Academic
Measuring the effects of the new ECOWAS and WAEMU tobacco excise tax directives
by Jean Tesche and Corne Van Walbeek (September, 2020)
In December 2017, the 15-member ECOWAS (Economic Community of West African States) and the 8-member WAEMU (West African Economic and Monetary Union, a subset of ECOWAS) passed new Tobacco Tax Directives. Both Directives increased the minimum ad valorem excise tax rate to 50%. In addition the ECOWAS Directive introduced a minimum specific tax (US$ 0.02/stick), but the WAEMU Directive did not. This paper examines the likely effects of these new Directives on cigarette prices, sales volumes and revenues.

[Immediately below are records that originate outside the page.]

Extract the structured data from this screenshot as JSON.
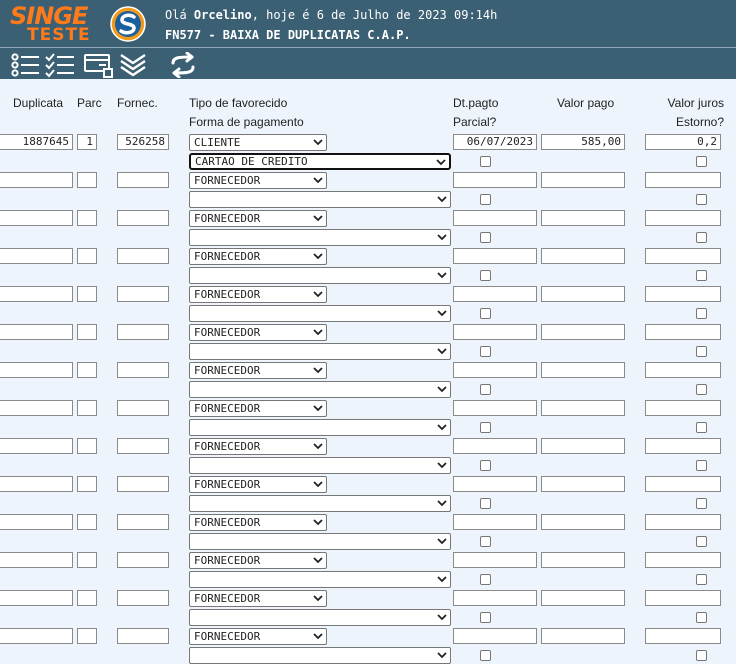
{
  "header": {
    "logo_line1": "SINGE",
    "logo_line2": "TESTE",
    "greeting_prefix": "Olá ",
    "user_name": "Orcelino",
    "greeting_suffix": ", hoje é 6 de Julho de 2023 09:14h",
    "program_title": "FN577 - BAIXA DE DUPLICATAS C.A.P."
  },
  "toolbar": {
    "icons": [
      "list-icon",
      "checklist-icon",
      "card-icon",
      "double-chevron-down-icon",
      "swap-arrows-icon"
    ]
  },
  "columns": {
    "duplicata": "Duplicata",
    "parc": "Parc",
    "fornec": "Fornec.",
    "tipo_favorecido": "Tipo de favorecido",
    "forma_pagamento": "Forma de pagamento",
    "dt_pagto": "Dt.pagto",
    "parcial": "Parcial?",
    "valor_pago": "Valor pago",
    "valor_juros": "Valor juros",
    "estorno": "Estorno?"
  },
  "colors": {
    "header_bg": "#3b5f73",
    "logo": "#ff7a1a",
    "page_bg": "#eef4fb"
  },
  "rows": [
    {
      "duplicata": "1887645",
      "parc": "1",
      "fornec": "526258",
      "tipo": "CLIENTE",
      "forma": "CARTAO DE CREDITO",
      "dt_pagto": "06/07/2023",
      "valor_pago": "585,00",
      "valor_juros": "0,2",
      "parcial": false,
      "estorno": false,
      "forma_focused": true
    },
    {
      "duplicata": "",
      "parc": "",
      "fornec": "",
      "tipo": "FORNECEDOR",
      "forma": "",
      "dt_pagto": "",
      "valor_pago": "",
      "valor_juros": "",
      "parcial": false,
      "estorno": false
    },
    {
      "duplicata": "",
      "parc": "",
      "fornec": "",
      "tipo": "FORNECEDOR",
      "forma": "",
      "dt_pagto": "",
      "valor_pago": "",
      "valor_juros": "",
      "parcial": false,
      "estorno": false
    },
    {
      "duplicata": "",
      "parc": "",
      "fornec": "",
      "tipo": "FORNECEDOR",
      "forma": "",
      "dt_pagto": "",
      "valor_pago": "",
      "valor_juros": "",
      "parcial": false,
      "estorno": false
    },
    {
      "duplicata": "",
      "parc": "",
      "fornec": "",
      "tipo": "FORNECEDOR",
      "forma": "",
      "dt_pagto": "",
      "valor_pago": "",
      "valor_juros": "",
      "parcial": false,
      "estorno": false
    },
    {
      "duplicata": "",
      "parc": "",
      "fornec": "",
      "tipo": "FORNECEDOR",
      "forma": "",
      "dt_pagto": "",
      "valor_pago": "",
      "valor_juros": "",
      "parcial": false,
      "estorno": false
    },
    {
      "duplicata": "",
      "parc": "",
      "fornec": "",
      "tipo": "FORNECEDOR",
      "forma": "",
      "dt_pagto": "",
      "valor_pago": "",
      "valor_juros": "",
      "parcial": false,
      "estorno": false
    },
    {
      "duplicata": "",
      "parc": "",
      "fornec": "",
      "tipo": "FORNECEDOR",
      "forma": "",
      "dt_pagto": "",
      "valor_pago": "",
      "valor_juros": "",
      "parcial": false,
      "estorno": false
    },
    {
      "duplicata": "",
      "parc": "",
      "fornec": "",
      "tipo": "FORNECEDOR",
      "forma": "",
      "dt_pagto": "",
      "valor_pago": "",
      "valor_juros": "",
      "parcial": false,
      "estorno": false
    },
    {
      "duplicata": "",
      "parc": "",
      "fornec": "",
      "tipo": "FORNECEDOR",
      "forma": "",
      "dt_pagto": "",
      "valor_pago": "",
      "valor_juros": "",
      "parcial": false,
      "estorno": false
    },
    {
      "duplicata": "",
      "parc": "",
      "fornec": "",
      "tipo": "FORNECEDOR",
      "forma": "",
      "dt_pagto": "",
      "valor_pago": "",
      "valor_juros": "",
      "parcial": false,
      "estorno": false
    },
    {
      "duplicata": "",
      "parc": "",
      "fornec": "",
      "tipo": "FORNECEDOR",
      "forma": "",
      "dt_pagto": "",
      "valor_pago": "",
      "valor_juros": "",
      "parcial": false,
      "estorno": false
    },
    {
      "duplicata": "",
      "parc": "",
      "fornec": "",
      "tipo": "FORNECEDOR",
      "forma": "",
      "dt_pagto": "",
      "valor_pago": "",
      "valor_juros": "",
      "parcial": false,
      "estorno": false
    },
    {
      "duplicata": "",
      "parc": "",
      "fornec": "",
      "tipo": "FORNECEDOR",
      "forma": "",
      "dt_pagto": "",
      "valor_pago": "",
      "valor_juros": "",
      "parcial": false,
      "estorno": false
    }
  ]
}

See resource
Academic
Public finances and tobacco taxation with product variety: Theory and application to Senegal and Nigeria
by Théophile T. Azomahou ,Racky Baldé, Abdoulaye Diagne, Pape Yona Mané, Ibrahima Sory Kaba (February, 2019)

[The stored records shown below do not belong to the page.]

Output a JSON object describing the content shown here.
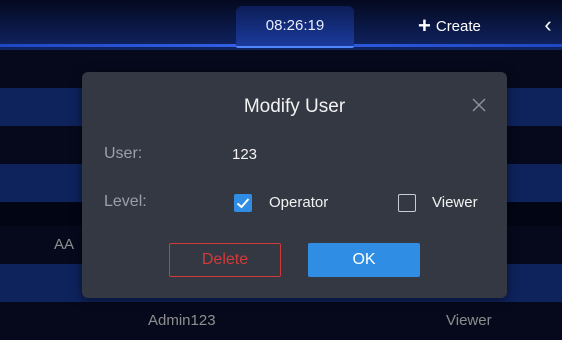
{
  "header": {
    "time": "08:26:19",
    "create_label": "Create",
    "create_icon": "plus-icon",
    "back_icon": "chevron-left-icon"
  },
  "list": {
    "rows": [
      {
        "name": "",
        "level": ""
      },
      {
        "name": "",
        "level": ""
      },
      {
        "name": "",
        "level": ""
      },
      {
        "name": "",
        "level": ""
      },
      {
        "name": "AA",
        "level": ""
      },
      {
        "name": "",
        "level": ""
      },
      {
        "name": "Admin123",
        "level": "Viewer"
      }
    ]
  },
  "modal": {
    "title": "Modify User",
    "user_label": "User:",
    "user_value": "123",
    "level_label": "Level:",
    "options": [
      {
        "label": "Operator",
        "checked": true
      },
      {
        "label": "Viewer",
        "checked": false
      }
    ],
    "delete_label": "Delete",
    "ok_label": "OK"
  },
  "colors": {
    "accent": "#2f8de4",
    "danger": "#d23a3a",
    "modal_bg": "#343842",
    "row_alt": "#1a3ea8"
  }
}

This study endeavors to answer two questions: which category of excise taxes is more appropriate for Senegal and Nigeria and which consequences an increase of the tobacco taxes would have on the price, the demand and the tax revenues in each one of the two countries?
See resource

West Africa Tobacco Taxation Factsheets

Our partners on this issue

Consortium pour la Recherche Economique et Sociale logo
REEP logo
Centre for the Study of the Economies of Africa logo
The Institute of Statistical, Social and Economic Research, University of Ghana logo
IDRC logo
Cancer Research UK logo